All of the entries are to be written out again verbatim.

Stored items from a collection:
== Segment start ==

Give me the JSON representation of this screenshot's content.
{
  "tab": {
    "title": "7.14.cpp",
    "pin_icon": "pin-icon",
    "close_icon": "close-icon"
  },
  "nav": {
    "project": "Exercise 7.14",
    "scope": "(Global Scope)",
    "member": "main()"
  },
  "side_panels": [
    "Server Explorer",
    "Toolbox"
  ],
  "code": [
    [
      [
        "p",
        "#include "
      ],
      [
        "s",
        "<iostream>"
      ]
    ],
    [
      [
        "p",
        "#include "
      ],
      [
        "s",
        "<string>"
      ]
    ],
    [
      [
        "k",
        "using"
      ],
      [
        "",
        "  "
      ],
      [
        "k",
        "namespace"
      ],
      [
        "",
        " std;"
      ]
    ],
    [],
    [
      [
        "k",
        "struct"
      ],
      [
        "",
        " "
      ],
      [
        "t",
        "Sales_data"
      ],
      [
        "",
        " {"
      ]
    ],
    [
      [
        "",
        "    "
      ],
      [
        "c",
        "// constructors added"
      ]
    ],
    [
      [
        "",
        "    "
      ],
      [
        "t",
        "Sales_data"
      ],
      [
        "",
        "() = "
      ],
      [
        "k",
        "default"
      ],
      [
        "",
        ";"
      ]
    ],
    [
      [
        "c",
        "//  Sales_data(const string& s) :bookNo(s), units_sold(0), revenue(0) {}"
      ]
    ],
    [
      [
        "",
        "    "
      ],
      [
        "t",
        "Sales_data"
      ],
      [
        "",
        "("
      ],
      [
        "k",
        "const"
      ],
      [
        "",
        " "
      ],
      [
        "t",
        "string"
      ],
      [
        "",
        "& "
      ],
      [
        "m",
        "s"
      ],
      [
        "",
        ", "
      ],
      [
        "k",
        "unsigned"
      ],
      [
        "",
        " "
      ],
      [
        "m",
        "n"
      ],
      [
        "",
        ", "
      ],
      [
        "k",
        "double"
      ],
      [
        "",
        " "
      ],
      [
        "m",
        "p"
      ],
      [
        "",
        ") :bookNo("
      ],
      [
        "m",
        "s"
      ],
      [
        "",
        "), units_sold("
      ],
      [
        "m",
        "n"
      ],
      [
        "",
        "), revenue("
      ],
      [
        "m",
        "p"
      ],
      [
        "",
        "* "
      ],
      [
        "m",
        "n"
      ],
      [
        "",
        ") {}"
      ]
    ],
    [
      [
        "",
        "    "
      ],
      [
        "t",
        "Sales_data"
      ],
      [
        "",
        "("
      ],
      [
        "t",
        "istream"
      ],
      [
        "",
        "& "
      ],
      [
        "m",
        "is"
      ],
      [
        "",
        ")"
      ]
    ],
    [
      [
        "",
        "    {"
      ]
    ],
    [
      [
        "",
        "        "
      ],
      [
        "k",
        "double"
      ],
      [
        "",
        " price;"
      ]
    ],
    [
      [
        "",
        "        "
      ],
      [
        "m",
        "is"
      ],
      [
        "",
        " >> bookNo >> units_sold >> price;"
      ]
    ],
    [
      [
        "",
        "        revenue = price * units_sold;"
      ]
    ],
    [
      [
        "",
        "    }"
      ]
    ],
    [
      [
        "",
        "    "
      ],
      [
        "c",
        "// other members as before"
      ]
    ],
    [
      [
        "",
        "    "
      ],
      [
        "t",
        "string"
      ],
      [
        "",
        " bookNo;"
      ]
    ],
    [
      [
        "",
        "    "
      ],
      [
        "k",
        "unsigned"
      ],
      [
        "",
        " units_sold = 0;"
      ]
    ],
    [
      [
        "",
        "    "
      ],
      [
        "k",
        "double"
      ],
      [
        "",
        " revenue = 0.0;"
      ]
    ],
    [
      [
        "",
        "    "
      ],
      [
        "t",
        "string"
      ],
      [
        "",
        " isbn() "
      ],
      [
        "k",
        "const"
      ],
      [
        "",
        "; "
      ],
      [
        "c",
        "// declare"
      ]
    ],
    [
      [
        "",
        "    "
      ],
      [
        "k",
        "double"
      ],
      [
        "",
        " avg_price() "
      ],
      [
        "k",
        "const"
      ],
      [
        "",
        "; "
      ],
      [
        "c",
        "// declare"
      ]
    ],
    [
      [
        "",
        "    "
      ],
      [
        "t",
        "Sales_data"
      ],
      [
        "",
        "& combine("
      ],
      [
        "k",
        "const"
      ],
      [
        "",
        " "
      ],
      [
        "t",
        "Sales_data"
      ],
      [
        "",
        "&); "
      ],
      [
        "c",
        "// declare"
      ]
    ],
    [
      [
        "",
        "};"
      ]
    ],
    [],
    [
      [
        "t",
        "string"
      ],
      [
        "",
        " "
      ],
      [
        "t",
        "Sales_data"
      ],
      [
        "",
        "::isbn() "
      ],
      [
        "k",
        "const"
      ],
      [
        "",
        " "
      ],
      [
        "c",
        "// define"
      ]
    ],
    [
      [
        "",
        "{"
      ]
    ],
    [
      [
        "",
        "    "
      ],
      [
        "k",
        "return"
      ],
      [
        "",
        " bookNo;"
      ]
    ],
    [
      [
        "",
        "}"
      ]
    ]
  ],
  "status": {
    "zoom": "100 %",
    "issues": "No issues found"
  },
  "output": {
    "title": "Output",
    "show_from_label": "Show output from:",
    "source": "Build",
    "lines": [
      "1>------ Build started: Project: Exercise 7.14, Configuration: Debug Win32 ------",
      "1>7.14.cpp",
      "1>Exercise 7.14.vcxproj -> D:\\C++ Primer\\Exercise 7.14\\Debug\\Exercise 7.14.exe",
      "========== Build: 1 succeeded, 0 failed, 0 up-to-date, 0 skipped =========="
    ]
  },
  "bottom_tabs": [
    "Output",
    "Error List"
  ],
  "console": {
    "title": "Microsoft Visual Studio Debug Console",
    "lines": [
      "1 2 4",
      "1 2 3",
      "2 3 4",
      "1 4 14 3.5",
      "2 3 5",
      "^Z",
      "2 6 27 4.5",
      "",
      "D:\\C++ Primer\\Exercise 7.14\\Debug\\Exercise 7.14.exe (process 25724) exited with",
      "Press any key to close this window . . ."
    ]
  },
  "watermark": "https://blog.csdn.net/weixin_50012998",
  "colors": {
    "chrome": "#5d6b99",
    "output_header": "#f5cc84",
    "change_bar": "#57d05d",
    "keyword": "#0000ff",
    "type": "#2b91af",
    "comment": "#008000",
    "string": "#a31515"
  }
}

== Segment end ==

## Expected answer
Give me the JSON representation of this screenshot's content.
{
  "tab": {
    "title": "7.14.cpp",
    "pin_icon": "pin-icon",
    "close_icon": "close-icon"
  },
  "nav": {
    "project": "Exercise 7.14",
    "scope": "(Global Scope)",
    "member": "main()"
  },
  "side_panels": [
    "Server Explorer",
    "Toolbox"
  ],
  "code": [
    [
      [
        "p",
        "#include "
      ],
      [
        "s",
        "<iostream>"
      ]
    ],
    [
      [
        "p",
        "#include "
      ],
      [
        "s",
        "<string>"
      ]
    ],
    [
      [
        "k",
        "using"
      ],
      [
        "",
        "  "
      ],
      [
        "k",
        "namespace"
      ],
      [
        "",
        " std;"
      ]
    ],
    [],
    [
      [
        "k",
        "struct"
      ],
      [
        "",
        " "
      ],
      [
        "t",
        "Sales_data"
      ],
      [
        "",
        " {"
      ]
    ],
    [
      [
        "",
        "    "
      ],
      [
        "c",
        "// constructors added"
      ]
    ],
    [
      [
        "",
        "    "
      ],
      [
        "t",
        "Sales_data"
      ],
      [
        "",
        "() = "
      ],
      [
        "k",
        "default"
      ],
      [
        "",
        ";"
      ]
    ],
    [
      [
        "c",
        "//  Sales_data(const string& s) :bookNo(s), units_sold(0), revenue(0) {}"
      ]
    ],
    [
      [
        "",
        "    "
      ],
      [
        "t",
        "Sales_data"
      ],
      [
        "",
        "("
      ],
      [
        "k",
        "const"
      ],
      [
        "",
        " "
      ],
      [
        "t",
        "string"
      ],
      [
        "",
        "& "
      ],
      [
        "m",
        "s"
      ],
      [
        "",
        ", "
      ],
      [
        "k",
        "unsigned"
      ],
      [
        "",
        " "
      ],
      [
        "m",
        "n"
      ],
      [
        "",
        ", "
      ],
      [
        "k",
        "double"
      ],
      [
        "",
        " "
      ],
      [
        "m",
        "p"
      ],
      [
        "",
        ") :bookNo("
      ],
      [
        "m",
        "s"
      ],
      [
        "",
        "), units_sold("
      ],
      [
        "m",
        "n"
      ],
      [
        "",
        "), revenue("
      ],
      [
        "m",
        "p"
      ],
      [
        "",
        "* "
      ],
      [
        "m",
        "n"
      ],
      [
        "",
        ") {}"
      ]
    ],
    [
      [
        "",
        "    "
      ],
      [
        "t",
        "Sales_data"
      ],
      [
        "",
        "("
      ],
      [
        "t",
        "istream"
      ],
      [
        "",
        "& "
      ],
      [
        "m",
        "is"
      ],
      [
        "",
        ")"
      ]
    ],
    [
      [
        "",
        "    {"
      ]
    ],
    [
      [
        "",
        "        "
      ],
      [
        "k",
        "double"
      ],
      [
        "",
        " price;"
      ]
    ],
    [
      [
        "",
        "        "
      ],
      [
        "m",
        "is"
      ],
      [
        "",
        " >> bookNo >> units_sold >> price;"
      ]
    ],
    [
      [
        "",
        "        revenue = price * units_sold;"
      ]
    ],
    [
      [
        "",
        "    }"
      ]
    ],
    [
      [
        "",
        "    "
      ],
      [
        "c",
        "// other members as before"
      ]
    ],
    [
      [
        "",
        "    "
      ],
      [
        "t",
        "string"
      ],
      [
        "",
        " bookNo;"
      ]
    ],
    [
      [
        "",
        "    "
      ],
      [
        "k",
        "unsigned"
      ],
      [
        "",
        " units_sold = 0;"
      ]
    ],
    [
      [
        "",
        "    "
      ],
      [
        "k",
        "double"
      ],
      [
        "",
        " revenue = 0.0;"
      ]
    ],
    [
      [
        "",
        "    "
      ],
      [
        "t",
        "string"
      ],
      [
        "",
        " isbn() "
      ],
      [
        "k",
        "const"
      ],
      [
        "",
        "; "
      ],
      [
        "c",
        "// declare"
      ]
    ],
    [
      [
        "",
        "    "
      ],
      [
        "k",
        "double"
      ],
      [
        "",
        " avg_price() "
      ],
      [
        "k",
        "const"
      ],
      [
        "",
        "; "
      ],
      [
        "c",
        "// declare"
      ]
    ],
    [
      [
        "",
        "    "
      ],
      [
        "t",
        "Sales_data"
      ],
      [
        "",
        "& combine("
      ],
      [
        "k",
        "const"
      ],
      [
        "",
        " "
      ],
      [
        "t",
        "Sales_data"
      ],
      [
        "",
        "&); "
      ],
      [
        "c",
        "// declare"
      ]
    ],
    [
      [
        "",
        "};"
      ]
    ],
    [],
    [
      [
        "t",
        "string"
      ],
      [
        "",
        " "
      ],
      [
        "t",
        "Sales_data"
      ],
      [
        "",
        "::isbn() "
      ],
      [
        "k",
        "const"
      ],
      [
        "",
        " "
      ],
      [
        "c",
        "// define"
      ]
    ],
    [
      [
        "",
        "{"
      ]
    ],
    [
      [
        "",
        "    "
      ],
      [
        "k",
        "return"
      ],
      [
        "",
        " bookNo;"
      ]
    ],
    [
      [
        "",
        "}"
      ]
    ]
  ],
  "status": {
    "zoom": "100 %",
    "issues": "No issues found"
  },
  "output": {
    "title": "Output",
    "show_from_label": "Show output from:",
    "source": "Build",
    "lines": [
      "1>------ Build started: Project: Exercise 7.14, Configuration: Debug Win32 ------",
      "1>7.14.cpp",
      "1>Exercise 7.14.vcxproj -> D:\\C++ Primer\\Exercise 7.14\\Debug\\Exercise 7.14.exe",
      "========== Build: 1 succeeded, 0 failed, 0 up-to-date, 0 skipped =========="
    ]
  },
  "bottom_tabs": [
    "Output",
    "Error List"
  ],
  "console": {
    "title": "Microsoft Visual Studio Debug Console",
    "lines": [
      "1 2 4",
      "1 2 3",
      "2 3 4",
      "1 4 14 3.5",
      "2 3 5",
      "^Z",
      "2 6 27 4.5",
      "",
      "D:\\C++ Primer\\Exercise 7.14\\Debug\\Exercise 7.14.exe (process 25724) exited with",
      "Press any key to close this window . . ."
    ]
  },
  "watermark": "https://blog.csdn.net/weixin_50012998",
  "colors": {
    "chrome": "#5d6b99",
    "output_header": "#f5cc84",
    "change_bar": "#57d05d",
    "keyword": "#0000ff",
    "type": "#2b91af",
    "comment": "#008000",
    "string": "#a31515"
  }
}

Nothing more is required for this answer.